REQUIRED WORK:
Whenever the string "this" appears in a line below, please copy the line out.

Element data from apps and pages:
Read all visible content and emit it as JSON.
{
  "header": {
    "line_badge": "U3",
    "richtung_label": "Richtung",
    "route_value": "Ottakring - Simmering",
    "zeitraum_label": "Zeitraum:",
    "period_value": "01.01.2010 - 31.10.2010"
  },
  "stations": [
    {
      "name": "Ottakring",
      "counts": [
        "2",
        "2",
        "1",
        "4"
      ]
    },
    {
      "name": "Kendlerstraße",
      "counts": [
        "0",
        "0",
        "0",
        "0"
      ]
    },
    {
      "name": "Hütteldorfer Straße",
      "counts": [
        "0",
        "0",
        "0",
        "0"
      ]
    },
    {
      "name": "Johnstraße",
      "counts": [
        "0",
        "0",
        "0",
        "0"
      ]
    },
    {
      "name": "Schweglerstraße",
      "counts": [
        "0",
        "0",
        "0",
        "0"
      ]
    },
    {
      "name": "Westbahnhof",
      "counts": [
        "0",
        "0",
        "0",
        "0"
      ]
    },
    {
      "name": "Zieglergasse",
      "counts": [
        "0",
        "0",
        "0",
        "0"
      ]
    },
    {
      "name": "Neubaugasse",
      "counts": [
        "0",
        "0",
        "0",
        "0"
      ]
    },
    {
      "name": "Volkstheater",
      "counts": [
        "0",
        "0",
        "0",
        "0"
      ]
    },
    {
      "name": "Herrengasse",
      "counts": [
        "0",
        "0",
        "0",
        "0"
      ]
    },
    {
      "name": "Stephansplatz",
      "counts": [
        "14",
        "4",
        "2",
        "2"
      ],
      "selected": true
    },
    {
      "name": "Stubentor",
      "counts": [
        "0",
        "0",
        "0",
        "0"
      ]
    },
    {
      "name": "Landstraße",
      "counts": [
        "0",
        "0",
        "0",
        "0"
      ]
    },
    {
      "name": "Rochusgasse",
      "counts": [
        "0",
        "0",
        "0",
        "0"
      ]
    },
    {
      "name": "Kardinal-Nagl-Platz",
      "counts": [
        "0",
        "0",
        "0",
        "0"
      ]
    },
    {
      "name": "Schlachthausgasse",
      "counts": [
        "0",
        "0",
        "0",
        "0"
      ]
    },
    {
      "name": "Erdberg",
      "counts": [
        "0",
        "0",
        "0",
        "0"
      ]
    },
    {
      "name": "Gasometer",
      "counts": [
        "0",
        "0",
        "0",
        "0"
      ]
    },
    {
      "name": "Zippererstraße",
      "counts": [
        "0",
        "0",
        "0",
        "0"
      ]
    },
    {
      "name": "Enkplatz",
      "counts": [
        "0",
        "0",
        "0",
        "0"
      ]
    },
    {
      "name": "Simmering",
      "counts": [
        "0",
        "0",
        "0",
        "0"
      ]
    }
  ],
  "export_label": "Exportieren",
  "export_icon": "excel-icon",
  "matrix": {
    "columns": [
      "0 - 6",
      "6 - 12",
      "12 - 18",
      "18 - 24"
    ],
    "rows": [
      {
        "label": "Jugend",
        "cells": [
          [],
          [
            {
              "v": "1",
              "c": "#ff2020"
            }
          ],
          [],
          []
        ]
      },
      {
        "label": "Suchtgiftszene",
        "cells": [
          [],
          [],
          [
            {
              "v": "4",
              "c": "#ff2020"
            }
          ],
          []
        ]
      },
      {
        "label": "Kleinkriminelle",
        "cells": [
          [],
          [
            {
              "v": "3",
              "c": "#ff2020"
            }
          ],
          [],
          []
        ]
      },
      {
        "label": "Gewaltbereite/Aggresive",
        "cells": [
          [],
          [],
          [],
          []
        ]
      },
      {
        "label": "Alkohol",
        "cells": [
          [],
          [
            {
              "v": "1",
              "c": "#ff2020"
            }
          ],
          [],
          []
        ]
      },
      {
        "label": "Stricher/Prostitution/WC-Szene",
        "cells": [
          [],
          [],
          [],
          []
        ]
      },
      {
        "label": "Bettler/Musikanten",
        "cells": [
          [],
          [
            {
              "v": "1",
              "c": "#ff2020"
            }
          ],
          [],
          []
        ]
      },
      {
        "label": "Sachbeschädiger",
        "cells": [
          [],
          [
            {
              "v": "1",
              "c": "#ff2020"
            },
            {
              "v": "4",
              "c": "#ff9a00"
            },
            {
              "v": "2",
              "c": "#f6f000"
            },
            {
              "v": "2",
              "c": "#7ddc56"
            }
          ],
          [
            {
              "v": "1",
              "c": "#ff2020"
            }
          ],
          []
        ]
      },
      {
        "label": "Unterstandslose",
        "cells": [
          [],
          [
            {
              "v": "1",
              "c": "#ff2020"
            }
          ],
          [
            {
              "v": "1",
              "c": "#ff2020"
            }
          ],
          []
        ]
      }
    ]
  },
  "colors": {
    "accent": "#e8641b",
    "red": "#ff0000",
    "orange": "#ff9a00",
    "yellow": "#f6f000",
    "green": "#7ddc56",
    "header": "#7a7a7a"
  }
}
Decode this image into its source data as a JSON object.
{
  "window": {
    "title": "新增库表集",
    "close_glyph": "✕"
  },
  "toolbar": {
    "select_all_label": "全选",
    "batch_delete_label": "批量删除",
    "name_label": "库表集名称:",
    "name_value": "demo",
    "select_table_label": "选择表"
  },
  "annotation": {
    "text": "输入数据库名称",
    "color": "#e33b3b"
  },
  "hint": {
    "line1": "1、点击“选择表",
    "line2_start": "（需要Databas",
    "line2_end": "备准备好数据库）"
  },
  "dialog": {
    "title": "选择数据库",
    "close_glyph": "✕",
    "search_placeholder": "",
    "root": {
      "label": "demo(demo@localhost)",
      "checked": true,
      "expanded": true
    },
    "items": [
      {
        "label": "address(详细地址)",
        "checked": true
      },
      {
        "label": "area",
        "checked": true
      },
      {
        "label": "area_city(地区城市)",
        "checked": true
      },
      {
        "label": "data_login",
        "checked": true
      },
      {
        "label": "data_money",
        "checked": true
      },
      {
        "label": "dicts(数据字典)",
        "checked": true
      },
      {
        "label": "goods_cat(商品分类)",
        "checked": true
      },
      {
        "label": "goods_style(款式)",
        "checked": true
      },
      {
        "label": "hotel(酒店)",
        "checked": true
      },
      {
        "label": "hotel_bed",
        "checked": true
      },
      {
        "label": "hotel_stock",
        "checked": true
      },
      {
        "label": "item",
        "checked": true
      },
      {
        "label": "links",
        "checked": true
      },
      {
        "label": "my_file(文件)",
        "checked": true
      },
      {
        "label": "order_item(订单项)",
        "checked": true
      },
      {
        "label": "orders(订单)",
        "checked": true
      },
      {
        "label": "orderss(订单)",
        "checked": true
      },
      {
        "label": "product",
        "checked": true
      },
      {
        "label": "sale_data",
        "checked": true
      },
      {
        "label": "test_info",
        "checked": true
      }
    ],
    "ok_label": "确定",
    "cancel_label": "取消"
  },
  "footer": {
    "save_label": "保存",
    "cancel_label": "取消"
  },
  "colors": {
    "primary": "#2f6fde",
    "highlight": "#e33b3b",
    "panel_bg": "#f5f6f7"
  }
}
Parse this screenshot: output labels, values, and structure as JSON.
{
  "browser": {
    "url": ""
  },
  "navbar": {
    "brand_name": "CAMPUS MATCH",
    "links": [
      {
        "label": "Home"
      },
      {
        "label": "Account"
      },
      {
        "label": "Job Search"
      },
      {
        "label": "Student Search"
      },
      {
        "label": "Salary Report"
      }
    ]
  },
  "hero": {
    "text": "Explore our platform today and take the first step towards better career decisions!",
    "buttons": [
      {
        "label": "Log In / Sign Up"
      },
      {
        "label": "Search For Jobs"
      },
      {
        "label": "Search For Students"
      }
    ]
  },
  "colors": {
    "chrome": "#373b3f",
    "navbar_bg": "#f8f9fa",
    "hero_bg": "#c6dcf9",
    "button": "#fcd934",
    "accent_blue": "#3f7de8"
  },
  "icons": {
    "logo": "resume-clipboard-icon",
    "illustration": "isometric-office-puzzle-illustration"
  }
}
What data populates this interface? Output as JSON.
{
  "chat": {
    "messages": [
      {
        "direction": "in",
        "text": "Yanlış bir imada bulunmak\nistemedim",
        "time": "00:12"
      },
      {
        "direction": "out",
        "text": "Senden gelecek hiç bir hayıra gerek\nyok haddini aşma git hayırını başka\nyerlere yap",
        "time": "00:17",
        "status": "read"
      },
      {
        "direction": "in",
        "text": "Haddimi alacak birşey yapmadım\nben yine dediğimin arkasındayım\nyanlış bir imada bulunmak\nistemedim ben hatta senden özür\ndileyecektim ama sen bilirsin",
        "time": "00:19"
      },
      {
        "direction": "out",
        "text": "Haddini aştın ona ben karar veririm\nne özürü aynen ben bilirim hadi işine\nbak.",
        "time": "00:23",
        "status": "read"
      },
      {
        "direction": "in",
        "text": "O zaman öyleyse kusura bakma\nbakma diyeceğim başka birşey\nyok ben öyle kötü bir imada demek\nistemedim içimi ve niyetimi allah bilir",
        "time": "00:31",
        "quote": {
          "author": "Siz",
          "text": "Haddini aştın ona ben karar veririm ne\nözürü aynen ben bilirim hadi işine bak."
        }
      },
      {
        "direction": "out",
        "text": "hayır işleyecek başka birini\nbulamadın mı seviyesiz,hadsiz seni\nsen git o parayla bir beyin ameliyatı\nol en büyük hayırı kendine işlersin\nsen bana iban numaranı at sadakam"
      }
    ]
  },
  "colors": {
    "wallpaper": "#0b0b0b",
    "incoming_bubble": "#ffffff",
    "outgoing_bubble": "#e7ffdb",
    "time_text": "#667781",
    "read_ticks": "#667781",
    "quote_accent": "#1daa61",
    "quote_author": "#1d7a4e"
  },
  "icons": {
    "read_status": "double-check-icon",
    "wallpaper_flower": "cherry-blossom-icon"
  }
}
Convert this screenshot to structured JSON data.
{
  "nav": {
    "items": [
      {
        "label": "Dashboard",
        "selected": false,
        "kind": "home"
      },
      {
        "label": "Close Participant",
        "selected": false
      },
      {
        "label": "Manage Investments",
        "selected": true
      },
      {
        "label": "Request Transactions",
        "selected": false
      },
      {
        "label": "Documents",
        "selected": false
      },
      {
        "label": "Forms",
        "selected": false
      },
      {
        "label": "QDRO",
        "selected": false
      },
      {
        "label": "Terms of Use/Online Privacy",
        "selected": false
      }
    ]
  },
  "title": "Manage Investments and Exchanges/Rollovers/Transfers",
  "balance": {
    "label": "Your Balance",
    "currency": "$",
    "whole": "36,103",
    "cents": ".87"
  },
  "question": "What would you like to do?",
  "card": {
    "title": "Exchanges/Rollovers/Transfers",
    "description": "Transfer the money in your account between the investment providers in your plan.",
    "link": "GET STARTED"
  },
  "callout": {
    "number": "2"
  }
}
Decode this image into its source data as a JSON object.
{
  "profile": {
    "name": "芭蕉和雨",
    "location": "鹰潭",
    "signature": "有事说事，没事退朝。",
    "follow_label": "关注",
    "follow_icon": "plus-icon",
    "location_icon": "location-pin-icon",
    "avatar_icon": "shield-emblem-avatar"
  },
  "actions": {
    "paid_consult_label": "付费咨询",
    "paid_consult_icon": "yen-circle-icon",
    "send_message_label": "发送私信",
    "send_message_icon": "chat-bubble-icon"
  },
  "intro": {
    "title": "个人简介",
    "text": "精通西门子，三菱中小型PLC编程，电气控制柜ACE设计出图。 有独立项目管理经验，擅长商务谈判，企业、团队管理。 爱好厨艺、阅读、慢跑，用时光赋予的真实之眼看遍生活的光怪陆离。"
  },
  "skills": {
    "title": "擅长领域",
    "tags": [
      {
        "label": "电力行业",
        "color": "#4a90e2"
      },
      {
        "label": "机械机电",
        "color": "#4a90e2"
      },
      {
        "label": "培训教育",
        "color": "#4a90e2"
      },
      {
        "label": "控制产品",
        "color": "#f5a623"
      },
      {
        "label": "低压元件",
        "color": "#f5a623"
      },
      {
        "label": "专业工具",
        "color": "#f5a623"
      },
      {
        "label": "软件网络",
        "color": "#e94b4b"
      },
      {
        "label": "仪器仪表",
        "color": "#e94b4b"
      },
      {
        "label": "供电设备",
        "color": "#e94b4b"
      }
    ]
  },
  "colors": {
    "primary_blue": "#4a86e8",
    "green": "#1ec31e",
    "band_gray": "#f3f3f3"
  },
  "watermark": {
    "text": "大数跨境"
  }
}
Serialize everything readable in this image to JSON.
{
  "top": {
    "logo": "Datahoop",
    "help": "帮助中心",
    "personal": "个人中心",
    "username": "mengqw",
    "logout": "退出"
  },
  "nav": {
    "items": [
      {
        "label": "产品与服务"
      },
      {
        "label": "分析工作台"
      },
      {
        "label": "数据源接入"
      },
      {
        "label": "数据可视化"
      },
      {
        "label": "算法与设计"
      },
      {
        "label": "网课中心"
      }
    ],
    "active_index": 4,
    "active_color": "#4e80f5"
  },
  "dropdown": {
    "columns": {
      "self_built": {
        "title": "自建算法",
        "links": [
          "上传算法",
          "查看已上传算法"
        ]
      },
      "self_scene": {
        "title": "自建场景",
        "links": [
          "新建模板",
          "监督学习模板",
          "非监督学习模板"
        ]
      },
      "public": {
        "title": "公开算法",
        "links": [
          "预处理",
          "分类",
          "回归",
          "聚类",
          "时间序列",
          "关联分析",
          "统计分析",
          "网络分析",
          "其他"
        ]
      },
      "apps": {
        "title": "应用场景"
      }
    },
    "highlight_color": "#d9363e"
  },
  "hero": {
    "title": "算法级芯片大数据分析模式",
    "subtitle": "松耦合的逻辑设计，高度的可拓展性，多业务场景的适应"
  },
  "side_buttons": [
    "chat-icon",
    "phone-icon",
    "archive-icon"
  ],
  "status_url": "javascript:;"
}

EXERCISE RESULT:
Decode this image into its source data as a JSON object.
Parse this screenshot: output labels, values, and structure as JSON.
What data populates this interface? Output as JSON.
Convert this screenshot to structured JSON data.
Decode this image into its source data as a JSON object.
Serialize everything readable in this image to JSON.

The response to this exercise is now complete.